Poor quality glass bottles have given people unfounded fears.
I’ve heard from enough homebrewers to know that glass explosions are a very real and understandable fear. And there are some Facebook kombucha brewers groups that perpetuate this fear without relying on science to find the source of the problem and take steps to avoid it. So what are you supposed to do? I get it. Burping may seem like the best solution to prevent it. But the bottom line is that explosions can happen in poor quality bottles even if you do burp!
I won’t lie that explosions do happen. I’ve even had a bottle explode myself — it was a beer bottle that I used when I was experimenting with alternate sources of cheap bottles. But I took the precaution of keeping it in a closed cabinet, so when the glass broke, it was not a big deal at all...because I was experimenting in a "controlled environment" and I took the steps to prevent the problem.
Whenever I’ve heard about glass exploding, it’s been because of poor quality glass or glass that was not meant to handle food or pressurized contents. They’re always square bottles, pretty colored decorative bottles, IKEA bottles, etc. In the case of my exploding beer bottle, I had left it fermenting for too long on a hot summer day in a beer bottle made of thin glass. So that was definitely the result of my poor choice in using the wrong type of bottle. But I’ve learned from it and through trial and error, I’ve found the right kind of bottles to use for second fermentation.

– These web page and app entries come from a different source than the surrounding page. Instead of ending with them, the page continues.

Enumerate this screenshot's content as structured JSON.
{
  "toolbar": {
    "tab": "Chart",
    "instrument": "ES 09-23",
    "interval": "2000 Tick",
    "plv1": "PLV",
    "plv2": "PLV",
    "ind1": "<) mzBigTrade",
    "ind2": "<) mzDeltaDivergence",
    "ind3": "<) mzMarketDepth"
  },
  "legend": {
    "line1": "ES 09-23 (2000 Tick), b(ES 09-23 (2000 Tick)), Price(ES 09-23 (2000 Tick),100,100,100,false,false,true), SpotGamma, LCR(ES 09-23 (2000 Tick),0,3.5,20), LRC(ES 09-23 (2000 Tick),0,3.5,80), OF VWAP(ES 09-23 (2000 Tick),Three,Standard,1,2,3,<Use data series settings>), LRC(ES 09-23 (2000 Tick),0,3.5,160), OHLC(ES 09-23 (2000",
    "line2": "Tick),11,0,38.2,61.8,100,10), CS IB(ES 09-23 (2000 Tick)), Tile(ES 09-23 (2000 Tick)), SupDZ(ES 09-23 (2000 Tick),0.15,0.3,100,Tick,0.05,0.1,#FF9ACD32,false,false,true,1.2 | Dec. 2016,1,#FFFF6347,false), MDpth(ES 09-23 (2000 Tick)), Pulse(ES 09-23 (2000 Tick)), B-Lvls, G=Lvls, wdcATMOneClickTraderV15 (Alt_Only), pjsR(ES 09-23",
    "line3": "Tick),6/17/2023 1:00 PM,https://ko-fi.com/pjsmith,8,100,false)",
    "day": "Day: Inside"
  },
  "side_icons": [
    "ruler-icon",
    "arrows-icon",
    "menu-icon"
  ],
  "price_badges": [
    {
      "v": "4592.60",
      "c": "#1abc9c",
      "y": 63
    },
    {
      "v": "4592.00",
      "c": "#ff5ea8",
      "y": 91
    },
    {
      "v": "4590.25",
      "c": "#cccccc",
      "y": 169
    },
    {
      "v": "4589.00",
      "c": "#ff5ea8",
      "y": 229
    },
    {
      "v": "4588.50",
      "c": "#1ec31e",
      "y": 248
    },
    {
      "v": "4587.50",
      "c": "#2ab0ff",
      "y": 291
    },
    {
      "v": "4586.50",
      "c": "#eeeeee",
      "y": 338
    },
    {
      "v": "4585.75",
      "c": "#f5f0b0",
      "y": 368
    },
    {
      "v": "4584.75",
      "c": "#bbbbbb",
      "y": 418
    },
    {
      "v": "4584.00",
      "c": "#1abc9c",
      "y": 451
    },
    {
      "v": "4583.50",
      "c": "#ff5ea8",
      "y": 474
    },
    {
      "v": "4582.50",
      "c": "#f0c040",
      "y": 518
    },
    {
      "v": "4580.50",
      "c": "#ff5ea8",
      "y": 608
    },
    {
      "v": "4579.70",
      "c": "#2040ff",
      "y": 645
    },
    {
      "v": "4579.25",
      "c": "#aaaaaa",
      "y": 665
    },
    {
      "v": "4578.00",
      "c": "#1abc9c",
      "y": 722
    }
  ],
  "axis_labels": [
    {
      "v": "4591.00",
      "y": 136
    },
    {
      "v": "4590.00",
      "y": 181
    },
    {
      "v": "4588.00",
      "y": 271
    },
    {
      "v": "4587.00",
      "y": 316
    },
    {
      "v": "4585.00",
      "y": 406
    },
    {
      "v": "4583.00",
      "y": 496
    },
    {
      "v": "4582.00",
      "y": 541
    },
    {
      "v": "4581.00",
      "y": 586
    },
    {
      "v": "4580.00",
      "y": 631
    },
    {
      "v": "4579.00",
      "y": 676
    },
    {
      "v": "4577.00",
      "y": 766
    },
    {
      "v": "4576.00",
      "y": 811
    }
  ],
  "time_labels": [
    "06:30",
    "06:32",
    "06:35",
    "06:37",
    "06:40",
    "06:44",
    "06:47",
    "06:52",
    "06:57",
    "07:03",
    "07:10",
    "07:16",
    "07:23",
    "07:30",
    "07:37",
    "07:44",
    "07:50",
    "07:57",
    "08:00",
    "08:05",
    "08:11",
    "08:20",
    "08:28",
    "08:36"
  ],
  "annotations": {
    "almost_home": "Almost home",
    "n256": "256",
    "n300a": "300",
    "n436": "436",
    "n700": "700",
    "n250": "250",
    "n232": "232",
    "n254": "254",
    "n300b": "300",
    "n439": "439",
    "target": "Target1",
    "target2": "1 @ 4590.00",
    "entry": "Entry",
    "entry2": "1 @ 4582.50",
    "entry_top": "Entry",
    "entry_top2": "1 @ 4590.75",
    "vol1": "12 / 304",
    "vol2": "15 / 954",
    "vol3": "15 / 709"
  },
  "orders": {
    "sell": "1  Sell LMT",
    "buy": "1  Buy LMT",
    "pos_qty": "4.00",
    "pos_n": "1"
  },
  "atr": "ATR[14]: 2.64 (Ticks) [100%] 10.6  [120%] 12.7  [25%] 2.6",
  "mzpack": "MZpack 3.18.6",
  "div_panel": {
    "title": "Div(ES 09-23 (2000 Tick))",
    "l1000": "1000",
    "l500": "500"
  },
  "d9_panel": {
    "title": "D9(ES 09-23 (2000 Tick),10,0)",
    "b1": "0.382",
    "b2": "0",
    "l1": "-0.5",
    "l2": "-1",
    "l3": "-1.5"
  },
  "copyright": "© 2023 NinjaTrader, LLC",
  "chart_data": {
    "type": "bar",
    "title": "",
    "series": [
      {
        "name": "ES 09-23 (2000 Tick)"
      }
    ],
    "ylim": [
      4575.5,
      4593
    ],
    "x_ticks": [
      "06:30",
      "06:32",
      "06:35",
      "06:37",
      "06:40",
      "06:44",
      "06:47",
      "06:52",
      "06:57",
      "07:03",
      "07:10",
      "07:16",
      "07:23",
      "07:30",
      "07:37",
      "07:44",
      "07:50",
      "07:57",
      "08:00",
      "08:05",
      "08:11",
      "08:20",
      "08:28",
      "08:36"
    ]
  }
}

But now, unfortunately, homebrewing kombucha gets a bad rap for being potentially “dangerous,” and people say that the only way to prevent an explosion is to burp your bottles. But burping bottles only releases good carbonation that the yeasts worked so hard to build up.
The best precaution you can take to prevent an explosion is to just use the right kind of bottle. It’s also a good practice to keep your second fermenting bottles in a cabinet or closed-off vessel like a cooler without ice to contain any potential messes. The most mess I’ve had with a good quality bottle is just the cap unscrewing a bit and the contents leaked out, but by no means did my glass break.
I’ll get off my soap box, but in reality, you don’t need to waste your time burping and you don’t need to worry about glass explosions if you’re using good quality bottles and you understand the fermentation timeline of your particular kombucha culture.
With my SCOBY, I usually only have to second ferment for 3 days at room temperature before moving to the fridge. Most bottles are perfectly carbonated at that point, with no burping and no fizzy mess. And in the super rare instance that my bottles aren’t fizzy enough, I just take the batch back out, let them ferment at room temp again for another day or so to build more fizz, then move back to the fridge before testing again!
Much more simple than burping!
When is burping a good option?
There is one instance when I do think burping is a good idea. During second fermentation, the longer you let your sealed bottle sit at room temperature, the more the yeasts eat away at the sugar in the bottle to create carbonation. If you want to ferment as much sugar out of your kombucha as possible, that means you’ll have to leave it at room temperature long enough for the yeasts to eat as much sugar as they can.
For example, I usually only second ferment for 3 days before moving to the fridge, but if I wanted a more dry or less sweet kombucha, I may want to ferment for 5 or even 7 or more days. But that means they’ll definitely get over-carbonated and make a mess when I open them. So in that case, I do recommend burping your bottles regularly to release excess pressure. That way, you can continue to keep fermenting them at room temperature until they reach the right sweetness levels (or lack of) and carbonation level that you prefer.